described as:

He did not know her name, but he knew
that she worked in the Fiction Department. Presumably?—?since he had sometimes
seen her with oily hands and carrying a spanner?—?she had some mechanical job
on one of the novel-writing-machines. She was a bold-looking girl, of about
twenty-seven, with thick dark hair, a freckled face and swift, athletic
movements. A narrow scarlet sash, emblem of the Junior Anti-Sex League, was
wound several times round the waist of her overalls, just tightly enough to
bring out the shapeliness of her hips. … He disliked nearly all women, and
especially the young and pretty ones. It was always the women, and above all
the young ones, who were the most bigoted adherents of the Party, the
swallowers of slogans, the amateur spies and nosers-out of unorthodoxy. But
this particular girl gave him the impression of being more dangerous than most.
(Orwell 11–2)

 

The narrator is constantly switching
between what seem to be facts and Winston’s opinions. This leads to confusion,
as Daphne Patai’s interpretation of this passage shows: ‘Orwell here dislodges
the general comments about Party women so that they are no longer attached to
Winston’s point of view but instead take on the form of reliable “facts”‘ (Patai,
Mystique 241). But in fact the narrator uses a textual style that simply suggests factuality.
The sentence Patai refers to (‘It was always … unorthodoxy’) is surrounded
by Winston’s subjectivity: ‘He disliked’, it says in the sentence before, and
it is followed by ‘gave him the impression’. But still, the narrator makes it
seem like Winston’s impressions of women are the truth. And these impressions
are misogynistic and two dimensional.

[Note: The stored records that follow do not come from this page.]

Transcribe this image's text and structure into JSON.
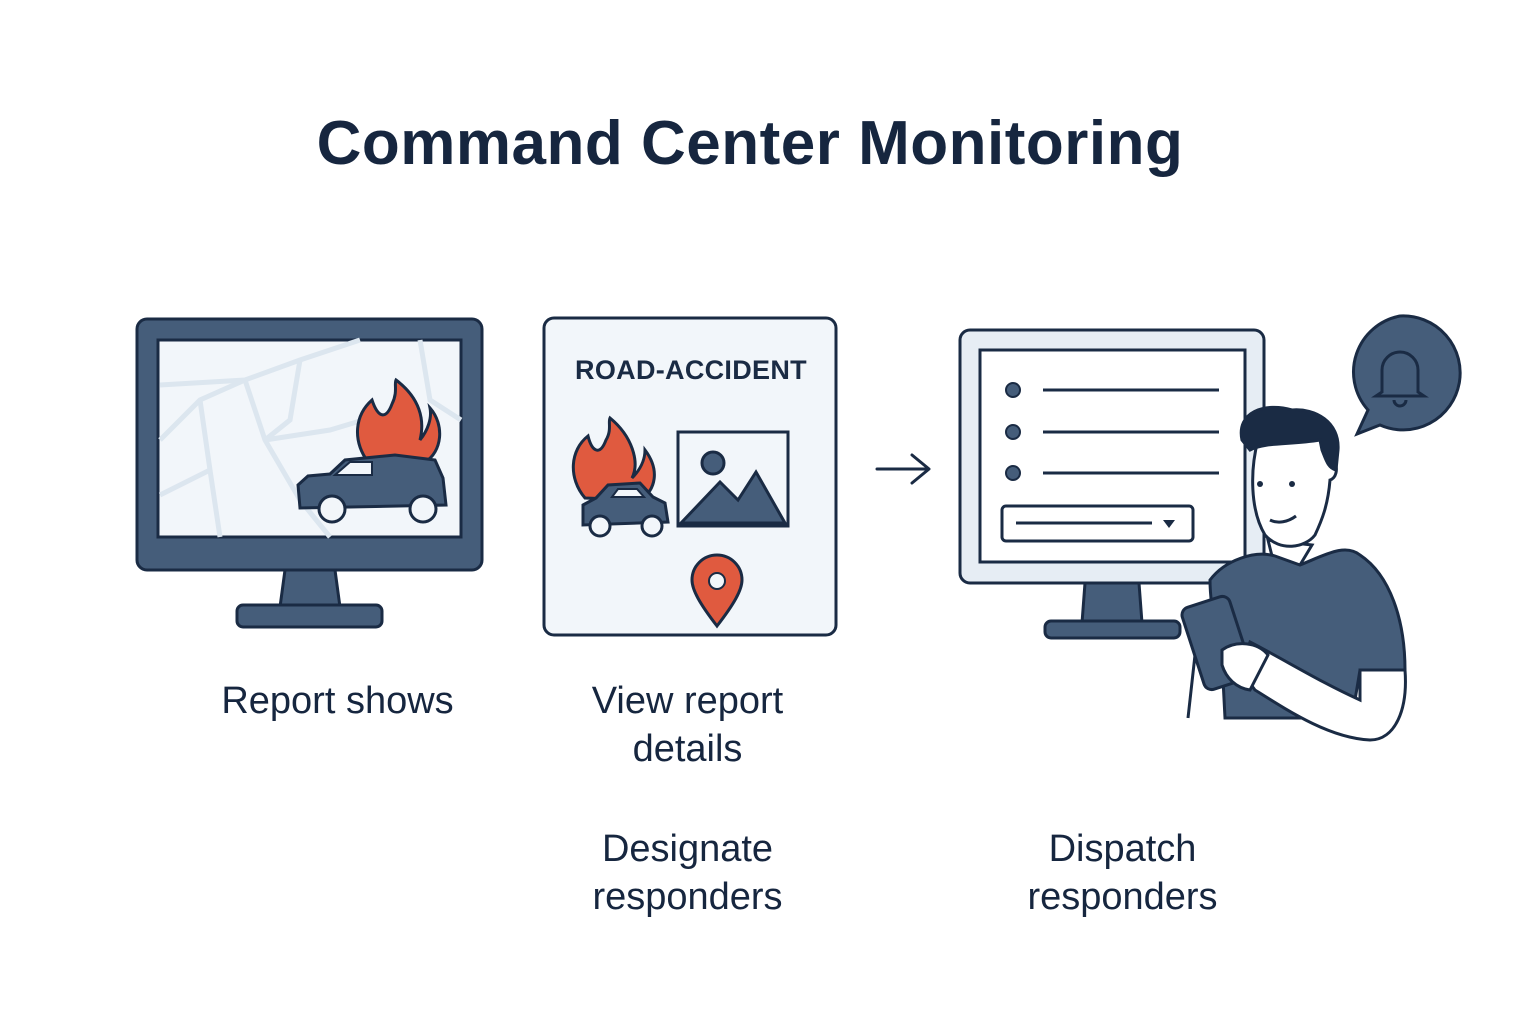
{
  "title": "Command Center Monitoring",
  "card_label": "ROAD-ACCIDENT",
  "captions": {
    "report_shows": "Report shows",
    "view_details": "View report\ndetails",
    "designate": "Designate\nresponders",
    "dispatch": "Dispatch\nresponders"
  },
  "colors": {
    "navy": "#455d7a",
    "outline": "#1a2b44",
    "fire": "#e05a3f",
    "screen_bg": "#f2f6fa",
    "map_lines": "#dce6ef"
  },
  "icons": [
    "monitor-icon",
    "map-icon",
    "burning-car-icon",
    "image-icon",
    "location-pin-icon",
    "arrow-right-icon",
    "bell-icon",
    "person-icon",
    "tablet-icon"
  ]
}
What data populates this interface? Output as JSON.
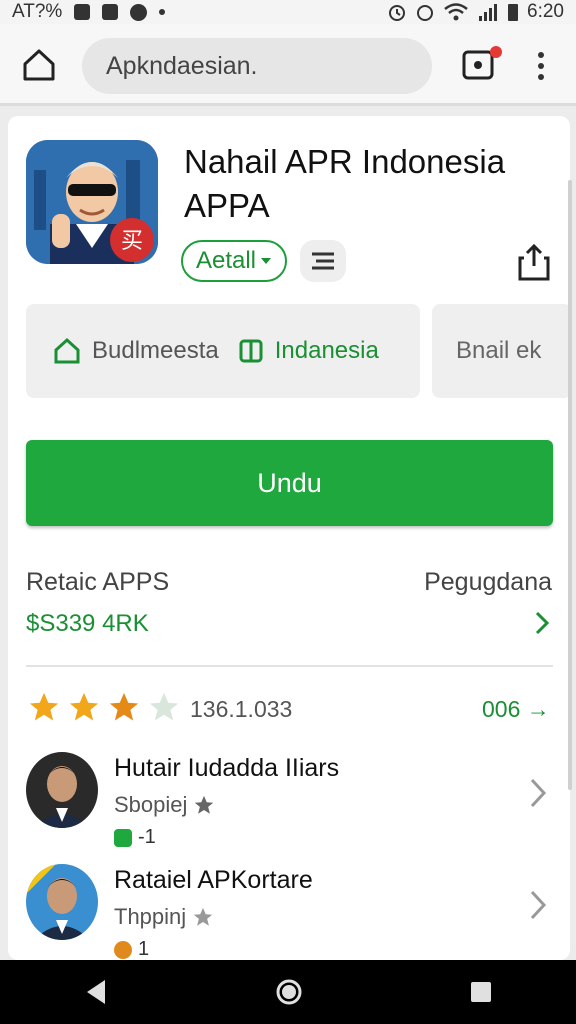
{
  "status_bar": {
    "left_text": "AT?%",
    "time": "6:20"
  },
  "address_bar": {
    "url": "Apkndaesian."
  },
  "app": {
    "title": "Nahail APR Indonesia APPA",
    "detail_label": "Aetall",
    "icon_badge_text": "买"
  },
  "chips": {
    "chip1_left": "Budlmeesta",
    "chip1_right": "Indanesia",
    "chip2": "Bnail ek"
  },
  "install_button": {
    "label": "Undu"
  },
  "info": {
    "left_label": "Retaic APPS",
    "left_value": "$S339 4RK",
    "right_label": "Pegugdana"
  },
  "ratings": {
    "stars_filled": 3,
    "stars_total": 4,
    "count": "136.1.033",
    "link_text": "006 →"
  },
  "reviews": [
    {
      "name": "Hutair Iudadda IIiars",
      "sub": "Sbopiej",
      "meta": "-1"
    },
    {
      "name": "Rataiel APKortare",
      "sub": "Thppinj",
      "meta": "1"
    }
  ],
  "colors": {
    "accent_green": "#1fa83e",
    "star_gold": "#f2a619",
    "star_orange": "#e58a17"
  }
}
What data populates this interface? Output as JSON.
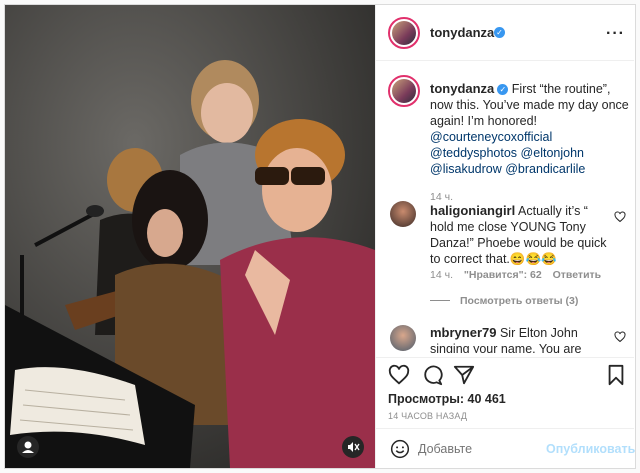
{
  "post": {
    "username": "tonydanza",
    "caption": {
      "text": "First “the routine”, now this. You’ve made my day once again! I’m honored!",
      "mentions": [
        "@courteneycoxofficial",
        "@teddysphotos",
        "@eltonjohn",
        "@lisakudrow",
        "@brandicarlile"
      ],
      "time": "14 ч."
    },
    "comments": [
      {
        "username": "haligoniangirl",
        "text": "Actually it’s “ hold me close YOUNG Tony Danza!” Phoebe would be quick to correct that.😄😂😂",
        "time": "14 ч.",
        "likes": "\"Нравится\": 62",
        "reply": "Ответить",
        "view_replies": "Посмотреть ответы (3)"
      },
      {
        "username": "mbryner79",
        "text": "Sir Elton John singing your name. You are legend, Mr"
      }
    ],
    "views": "Просмотры: 40 461",
    "timestamp": "14 ЧАСОВ НАЗАД",
    "comment_placeholder": "Добавьте",
    "publish_label": "Опубликовать"
  },
  "icons": {
    "more": "more-options-icon",
    "like": "heart-icon",
    "comment": "comment-icon",
    "share": "share-icon",
    "save": "bookmark-icon",
    "emoji": "emoji-icon",
    "mute": "speaker-muted-icon",
    "user": "user-tag-icon"
  },
  "colors": {
    "link": "#00376b",
    "verified": "#3897f0",
    "publish_disabled": "#b2dffc"
  }
}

The novel’s women described as if all
idiots and full of party slogans like Winston’s wife ‘The Human Soundtrack’
(Orwell 69), or proletariats, whom he at some point watches ‘disgustedly’ (Orwell
73), prostitutes, or self-effacing maternal figures: even when seen positively
women are stereotypes (Patai, Despair 88). ‘Women are at the margins’, and
‘exist mainly as a source of frustration, irritation, or temptation’ (Bail
215). And this view is never challenged by the only woman who doesn’t fit quite
into this narrative: Julia might be different, she is still first and foremost
defined as a female body.

            Furthermore, the way Orwell names the characters reflect
their status within the novel. Julia has only a first name; she is an
insignificant female, and Orwell in this respect follows his society’s
convention of considering a woman’s last name a disposable, because changeable,
element in an uncertain social identity. O’Brien, at the opposite pole, has
only a last name, in typical masculine style. And Winston Smith, halfway
between the powerless personal feminine and the powerful impersonal masculine,
has a complete name. ( Patai )

Orwell
stayed in the matter of whether or not to value the woman. Within the novel
Julia is mainly anarchical, she is not interested in being a player in the game
of domination; she does no longer take the Two Minute Hate significantly; she sleeps
even as Winston reads to her from Goldstein’s book. Her purpose is to get as lots
real delight as she will out of the oppressive society wherein she reveals
herself. Given the limitations the novel offers, this method begins not to look
negative; surely, Julia’s delight-seeking does not harm anybody, and she is
willing to go through big danger for it.

Despite
this favorable presentation of Julia and the few other positive portrayals of
women in the novel (the single proletariat woman, who endure; the protective
actions of Winston’s own mother and the mother in the film he sees), most of
the women in Orwell’s narrative hardly figure except as caricature: they are
Party secretaries, Party fanatics, Party wives like Katharine – whom Winston
judges to be the emptiest person he has ever known – or Mrs. Parsons; they are
women’s voices are represented in a consistently negative way: The “piercing
female voice” of the exercise leader who yaps and barks on the telescreen in
the morning, the “silly feminine voice” that Winston hears in the canteen, the
screeching of the woman on the telescreen when he gets home. Women are not
individuals, as the men are. Women are clearly “other” in the world of 1984 as
in Orwell’s own society and Winston relates to them as such.